Data for the task –
======
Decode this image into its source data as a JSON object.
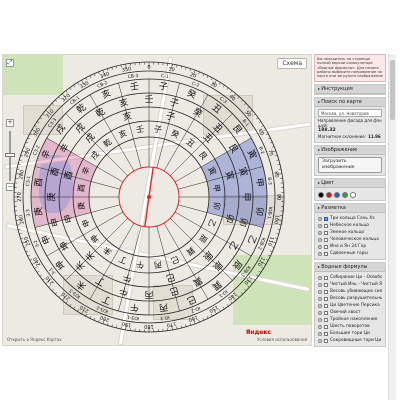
{
  "map": {
    "layers_label": "Схема",
    "zoom_in": "+",
    "zoom_out": "−",
    "footer_left": "Открыть в Яндекс.Картах",
    "footer_right": "Условия использования",
    "logo": "Яндекс",
    "colors": {
      "water": "#a9cfee",
      "park": "#cfe3b8",
      "roads": "#ffffff"
    }
  },
  "compass": {
    "degree_labels": [
      "0",
      "10",
      "20",
      "30",
      "40",
      "50",
      "60",
      "70",
      "80",
      "90",
      "100",
      "110",
      "120",
      "130",
      "140",
      "150",
      "160",
      "170",
      "180",
      "190",
      "200",
      "210",
      "220",
      "230",
      "240",
      "250",
      "260",
      "270",
      "280",
      "290",
      "300",
      "310",
      "320",
      "330",
      "340",
      "350"
    ],
    "chars_ring1": [
      "子",
      "癸",
      "丑",
      "艮",
      "寅",
      "甲",
      "卯",
      "乙",
      "辰",
      "巽",
      "巳",
      "丙",
      "午",
      "丁",
      "未",
      "坤",
      "申",
      "庚",
      "酉",
      "辛",
      "戌",
      "乾",
      "亥",
      "壬"
    ],
    "chars_ring2": [
      "壬",
      "子",
      "癸",
      "丑",
      "艮",
      "寅",
      "甲",
      "卯",
      "乙",
      "辰",
      "巽",
      "巳",
      "丙",
      "午",
      "丁",
      "未",
      "坤",
      "申",
      "庚",
      "酉",
      "辛",
      "戌",
      "乾",
      "亥"
    ],
    "chars_ring3": [
      "子",
      "丑",
      "寅",
      "卯",
      "辰",
      "巳",
      "午",
      "未",
      "申",
      "酉",
      "戌",
      "亥"
    ],
    "gua_labels": [
      "C-1",
      "C-2",
      "C-3",
      "B-1",
      "B-2",
      "B-3",
      "ЮВ-1",
      "ЮВ-2",
      "ЮВ-3",
      "Ю-1",
      "Ю-2",
      "Ю-3",
      "ЮЗ-1",
      "ЮЗ-2",
      "ЮЗ-3",
      "З-1",
      "З-2",
      "З-3",
      "СЗ-1",
      "СЗ-2",
      "СЗ-3",
      "СВ-1",
      "СВ-2",
      "СВ-3"
    ],
    "colors": {
      "ring": "#222222",
      "needle": "#e8262b",
      "sector_blue": "#3d4fc4",
      "sector_pink": "#d45a9e"
    }
  },
  "notice": "Вы находитесь на странице полной версии калькулятора «Водные формулы». Для начала работы выберите направление на карте или загрузите изображение",
  "panel": {
    "instructions": {
      "title": "Инструкция"
    },
    "address": {
      "title": "Поиск по карте",
      "value": "Москва, ул. Новаторов",
      "direction_label": "Направление фасада для фэн шуй:",
      "direction_value": "188.32",
      "magnetic_label": "Магнитное склонение:",
      "magnetic_value": "11.96"
    },
    "image": {
      "title": "Изображение",
      "button": "Загрузить изображение"
    },
    "color": {
      "title": "Цвет",
      "swatches": [
        "#000000",
        "#ff0000",
        "#1a5fd6",
        "#2ea043",
        "#ffffff"
      ]
    },
    "markup": {
      "title": "Разметка",
      "items": [
        {
          "label": "Три кольца Сань Хэ",
          "checked": true
        },
        {
          "label": "Небесное кольцо",
          "checked": false
        },
        {
          "label": "Земное кольцо",
          "checked": false
        },
        {
          "label": "Человеческое кольцо",
          "checked": false
        },
        {
          "label": "Ина и Ян 24 Гор",
          "checked": false
        },
        {
          "label": "Сдвоенные горы",
          "checked": false
        }
      ]
    },
    "formulas": {
      "title": "Водные формулы",
      "items": [
        {
          "label": "Собирание Ци - Освобождение Ци",
          "checked": false
        },
        {
          "label": "Чистый Инь - Чистый Ян",
          "checked": false
        },
        {
          "label": "Весовь убивающих сил",
          "checked": false
        },
        {
          "label": "Весовь разрушительные дороги",
          "checked": false
        },
        {
          "label": "Ци Цветение Персика",
          "checked": false
        },
        {
          "label": "Овечий хвост",
          "checked": false
        },
        {
          "label": "Тройное накопление",
          "checked": false
        },
        {
          "label": "Шесть поворотов",
          "checked": false
        },
        {
          "label": "Большие тори Ци",
          "checked": false
        },
        {
          "label": "Сокровищные тори Ци",
          "checked": false
        }
      ]
    }
  }
}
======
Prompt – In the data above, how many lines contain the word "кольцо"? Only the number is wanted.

Completed task – 3